Masculinity in the Workplace: Iranian Women Engineers’ Navigations of Hyper masculine Work Cultures
Negin Sattari, Ph.D.

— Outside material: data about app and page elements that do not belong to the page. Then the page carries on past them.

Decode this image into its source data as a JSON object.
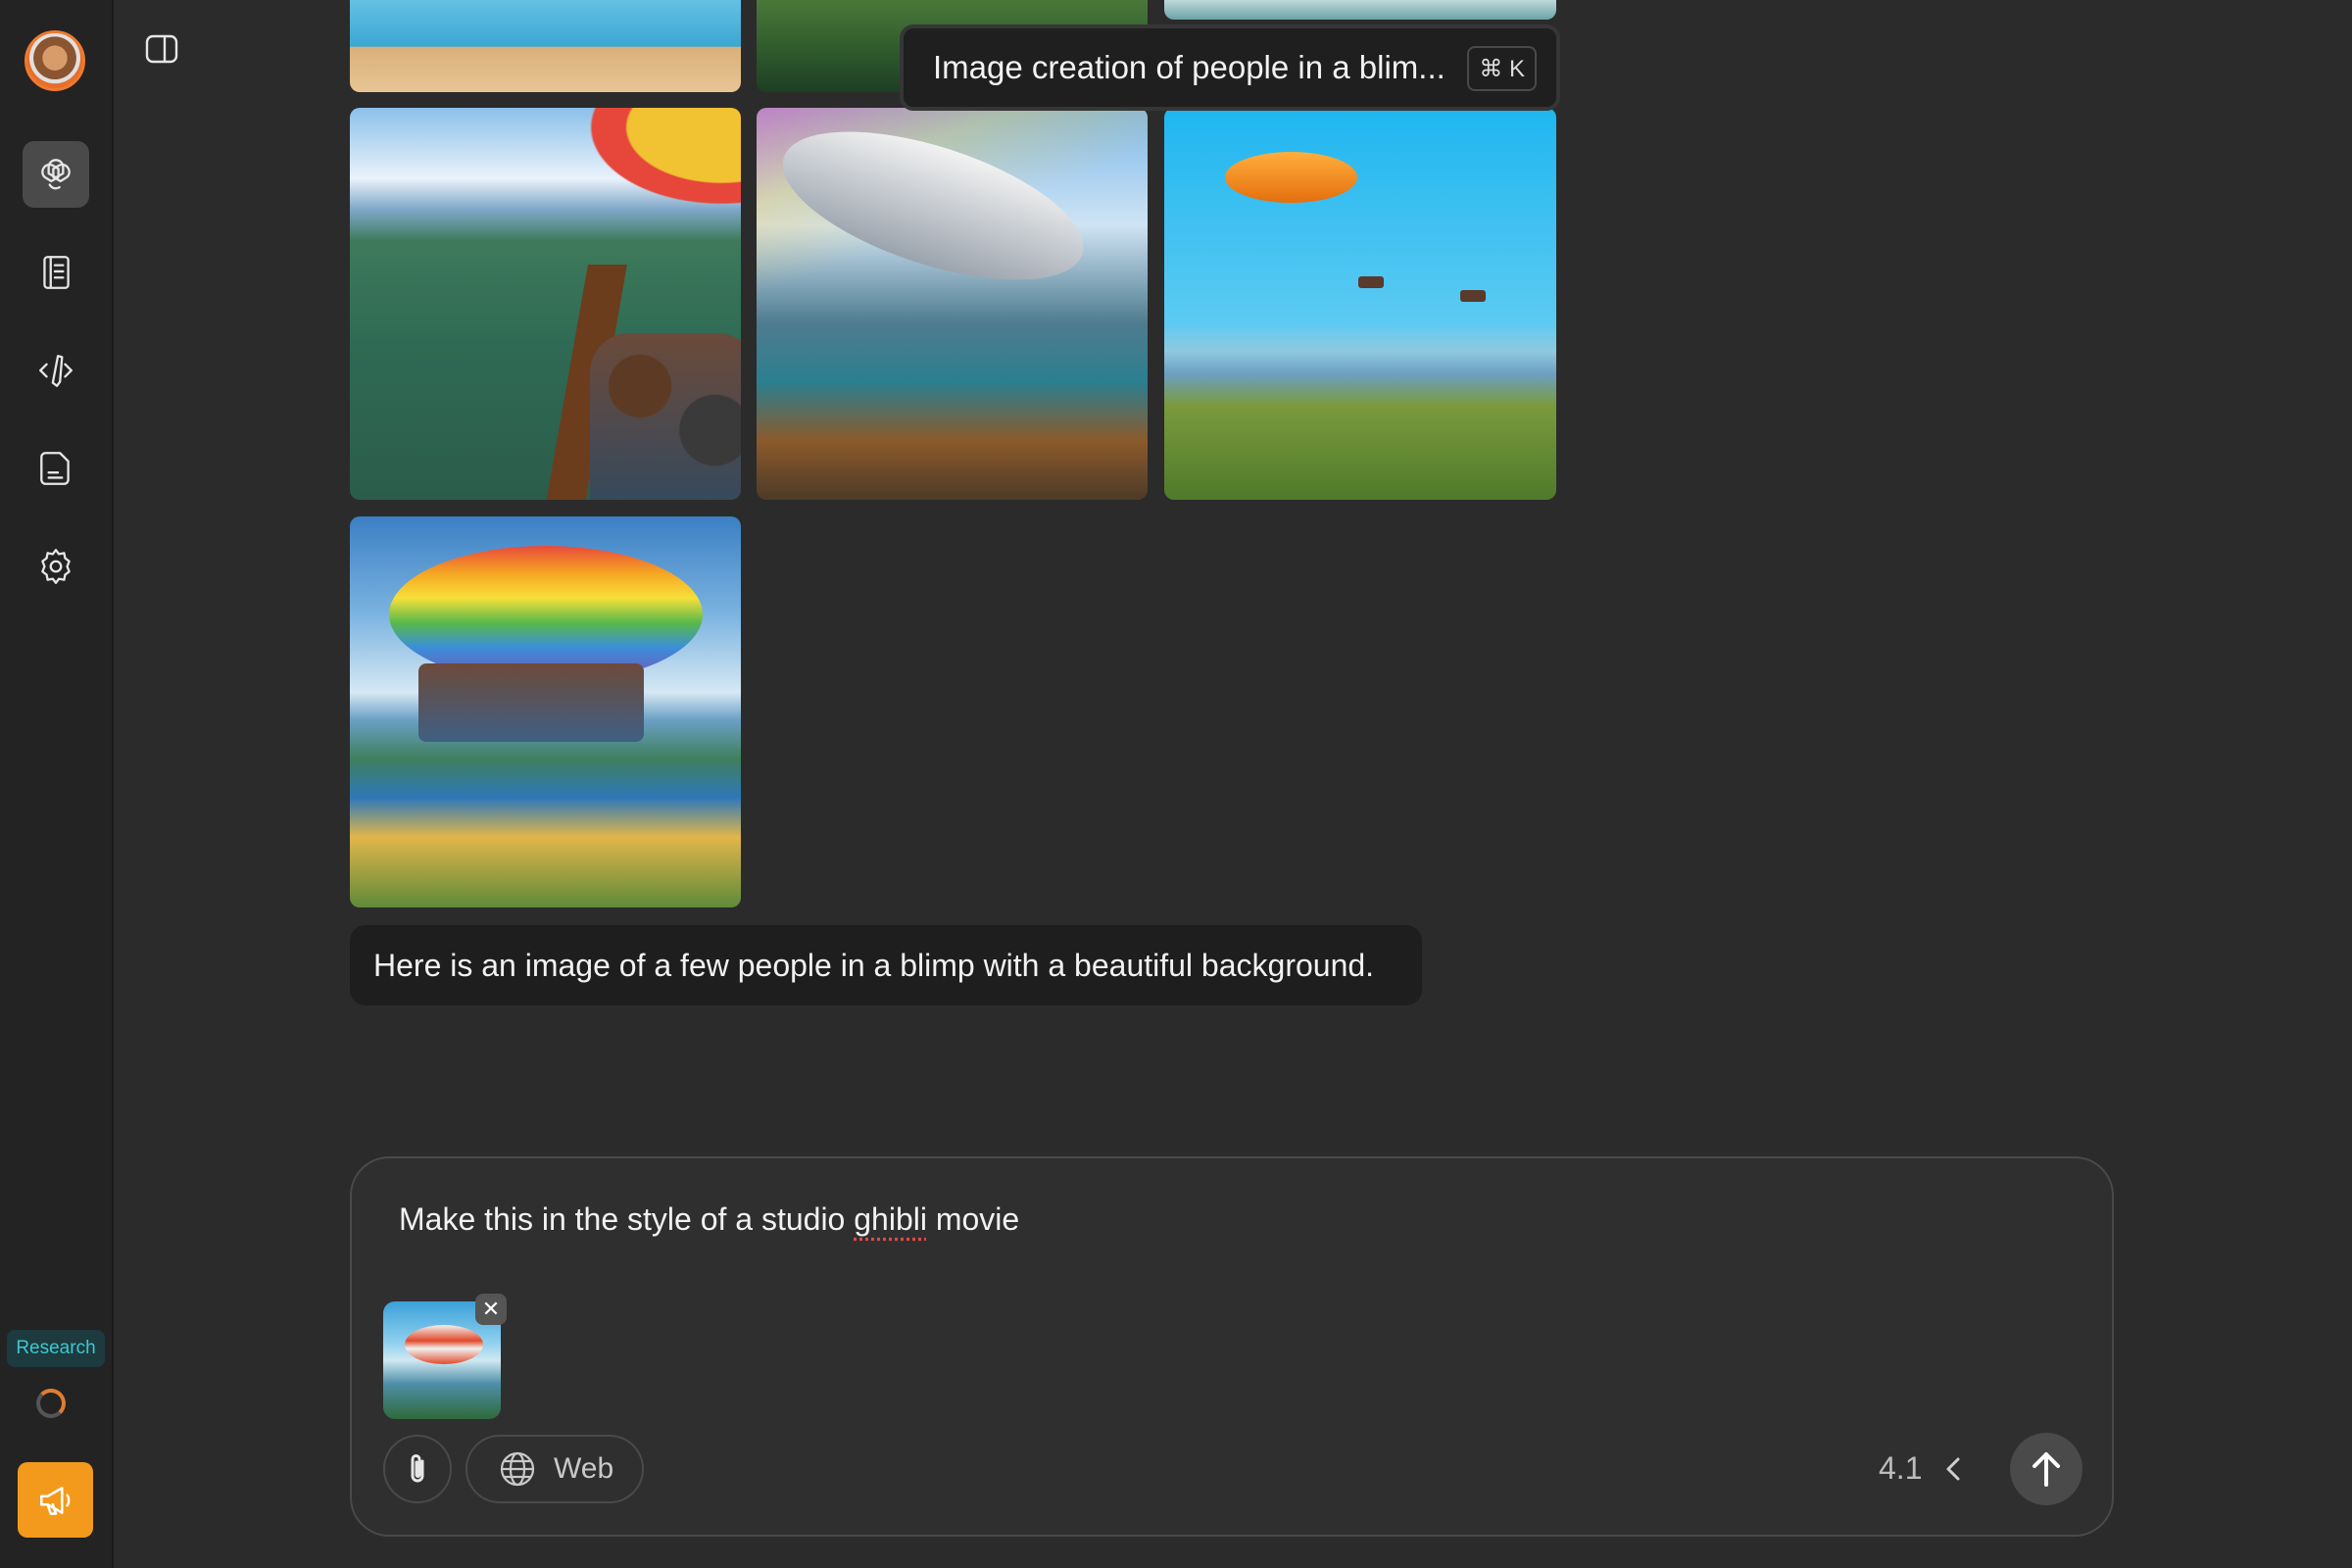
{
  "sidebar": {
    "items": [
      {
        "name": "openai-icon",
        "active": true
      },
      {
        "name": "notebook-icon",
        "active": false
      },
      {
        "name": "code-pen-icon",
        "active": false
      },
      {
        "name": "document-icon",
        "active": false
      },
      {
        "name": "settings-gear-icon",
        "active": false
      }
    ],
    "research_label": "Research"
  },
  "tooltip": {
    "text": "Image creation of people in a blim...",
    "shortcut": "⌘ K"
  },
  "assistant_message": {
    "text": "Here is an image of a few people in a blimp with a beautiful background."
  },
  "composer": {
    "text_before": "Make this in the style of a studio ",
    "text_misspelled": "ghibli",
    "text_after": " movie",
    "remove_label": "✕",
    "web_label": "Web",
    "model_version": "4.1"
  },
  "colors": {
    "background": "#2b2b2b",
    "sidebar": "#232323",
    "accent_orange": "#f39a1c",
    "research_teal": "#3ec7d3"
  }
}
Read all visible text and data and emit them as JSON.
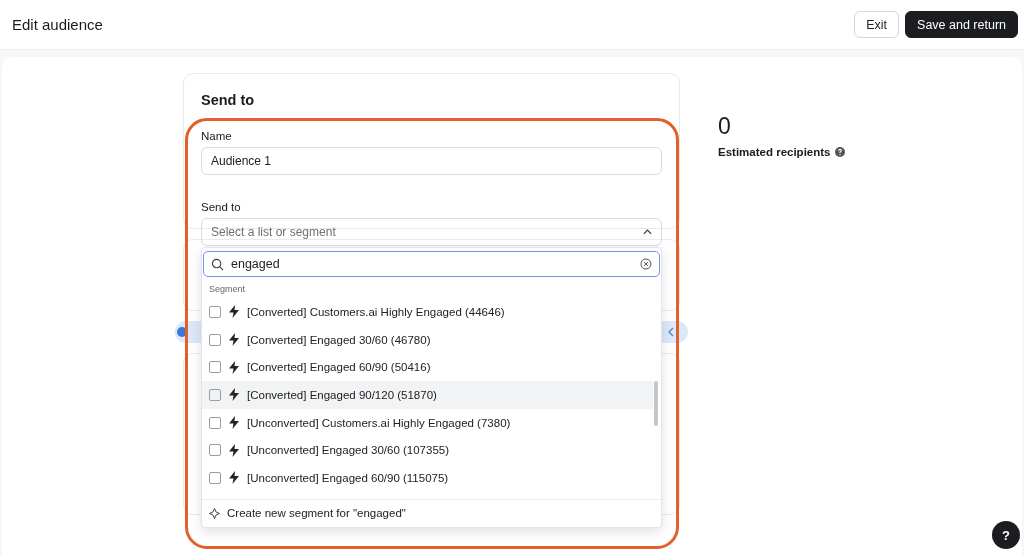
{
  "header": {
    "title": "Edit audience",
    "buttons": [
      {
        "label": "Exit",
        "kind": "secondary"
      },
      {
        "label": "Save and return",
        "kind": "primary"
      }
    ]
  },
  "card": {
    "title": "Send to",
    "name_field": {
      "label": "Name",
      "value": "Audience 1"
    },
    "send_to": {
      "label": "Send to",
      "placeholder": "Select a list or segment",
      "expanded": true
    }
  },
  "dropdown": {
    "search": {
      "value": "engaged"
    },
    "group": "Segment",
    "options": [
      {
        "label": "[Converted] Customers.ai Highly Engaged (44646)",
        "checked": false,
        "highlighted": false
      },
      {
        "label": "[Converted] Engaged 30/60 (46780)",
        "checked": false,
        "highlighted": false
      },
      {
        "label": "[Converted] Engaged 60/90 (50416)",
        "checked": false,
        "highlighted": false
      },
      {
        "label": "[Converted] Engaged 90/120 (51870)",
        "checked": false,
        "highlighted": true
      },
      {
        "label": "[Unconverted] Customers.ai Highly Engaged (7380)",
        "checked": false,
        "highlighted": false
      },
      {
        "label": "[Unconverted] Engaged 30/60 (107355)",
        "checked": false,
        "highlighted": false
      },
      {
        "label": "[Unconverted] Engaged 60/90 (115075)",
        "checked": false,
        "highlighted": false
      }
    ],
    "create": "Create new segment for \"engaged\""
  },
  "summary": {
    "count": "0",
    "label": "Estimated recipients"
  },
  "help": "?"
}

This paper delves into the work narratives of women engineers in the Islamic Republic of Iran to gain a better understanding of how gendered constructions of engineering careers are navigated by them. Iran‘s formal labor market is heavily male dominated, and women are systematically discouraged from working in traditionally masculine careers such as engineering. While gender segregation in Iran‘s labor market is mainly discussed in relation to state-imposed patriarchy, this study digs deeper into this issue by exploring the experiences of women who transgress boundaries into masculine careers. Drawing on in-depth interviews with women who work as on-site engineers, I show that these women mainly experience their workplaces as uncontested venues for men‘s performances of hegemonic masculinity. However, their strategies of resilience in face of these struggles were shaped by what I call ―creative participation in the gender system‖ rather than efforts for dismantling gender hierarchies at a macro level. I argue that in contexts where institutional mechanisms for empowering women in the workplace are missing, close attention to such alternative forms of resilience and empowerment are necessary for a realistic understanding of how gender operates in the workplace.

Full Text: PDF      DOI: 10.15640/ijgws.v9n1a3